A 17-day road trip - incorporating Eyemouth (as always on our way up, and then back from, the north), two days and nights exploring the neolithic wonders of Aberdeenshire, a 13-hour overnight ferry to Shetland, ten days on the islands with our friends (which incorporated lots of exploring of the various other islands, as well as the mainland - an idyllic few days on Yell, plus day trip to e.g. Fetlar, Unst and more), another 13-hour ferry and slow journey home - was pretty much perfect in every respect, right down to the Orcas, on the last day, just an hour before we had to leave....
Pied Flycatcher, Sumburgh, Shetland, August
Barn Owl, Filey, September 

Back for early September, and straight into surveying/guiding mode once more; of the former, lots more on the Humber, and of the latter, the first run of my Autumn Birding Discovery Days. And, with the migration season shifting up a couple of gears and more opportunity (especially early and late in the day), plenty of off-the-clock local birding.
Icterine Warbler, Buckton

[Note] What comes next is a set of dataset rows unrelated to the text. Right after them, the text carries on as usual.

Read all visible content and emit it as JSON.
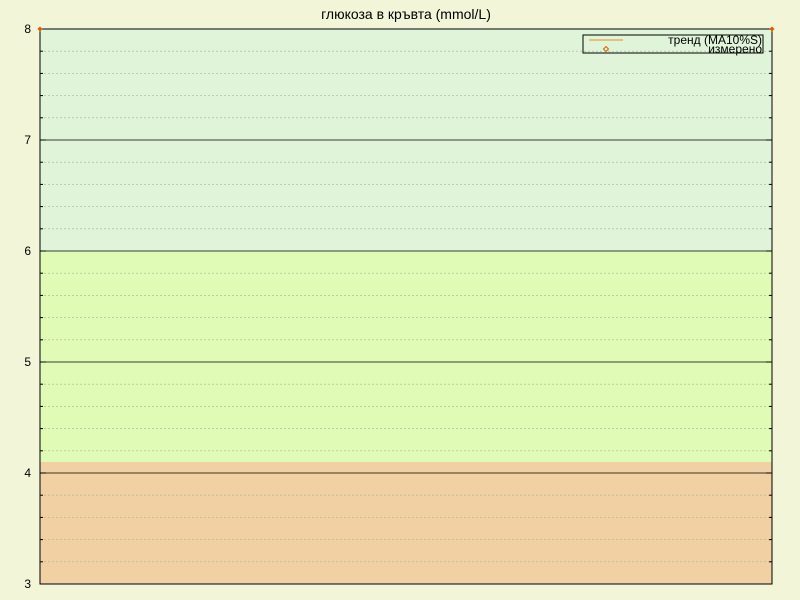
{
  "chart_data": {
    "type": "line",
    "title": "глюкоза в кръвта (mmol/L)",
    "xlabel": "",
    "ylabel": "",
    "ylim": [
      3,
      8
    ],
    "y_ticks": [
      "3",
      "4",
      "5",
      "6",
      "7",
      "8"
    ],
    "y_tick_values": [
      3,
      4,
      5,
      6,
      7,
      8
    ],
    "minor_y_step": 0.2,
    "grid": true,
    "legend_position": "top-right",
    "bands": [
      {
        "name": "low",
        "from": 3,
        "to": 4.1,
        "color": "#f1d0a3"
      },
      {
        "name": "normal",
        "from": 4.1,
        "to": 6,
        "color": "#e0fbb6"
      },
      {
        "name": "high",
        "from": 6,
        "to": 8,
        "color": "#e0f4da"
      }
    ],
    "series": [
      {
        "name": "тренд (MA10%S)",
        "kind": "line",
        "color": "#f08c1e",
        "values": []
      },
      {
        "name": "измерено",
        "kind": "points",
        "color": "#e06000",
        "values": []
      }
    ],
    "edge_markers": [
      {
        "side": "left",
        "y": 8
      },
      {
        "side": "right",
        "y": 8
      }
    ]
  },
  "colors": {
    "background": "#f2f5d8",
    "axis": "#000000",
    "major_grid": "#000000",
    "minor_grid": "#a8b49a"
  }
}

September '22 was a real pleasure from this perspective, especially in the light of that increased opportunity (after much less chance to bird hard locally in recent years, for good reasons), with periods of decent migration conditions coinciding with the time to hit the local patches with pleasing regularity.
European Honey-buzzard in off the sea, Filey, September

But for odd sessions at Buckton and Flamborough, for whatever reasons the divining rod kept me mostly (very) local, with the majority of my time spent on the doorstep here in Filey. Increased effort equalled increased reward (who'd have guessed?), with plenty of entertaining sessions - everything from record-breaking Caspian Gull counts (eleven over a short period, including four south in one session), heavy visible migration, productive sea-watching and some nice self-finds (Honey-buzzard, Wryneck, Icterine Warbler etc) to keep the tank topped up.
Common Redstart fresh in on Carr Naze, Filey

More on those local birding session in September can be found herehere and here
One of a record number of September Caspian Gulls at Filey

 All good practice for the next adventure of the year...... (final part to follow soon!)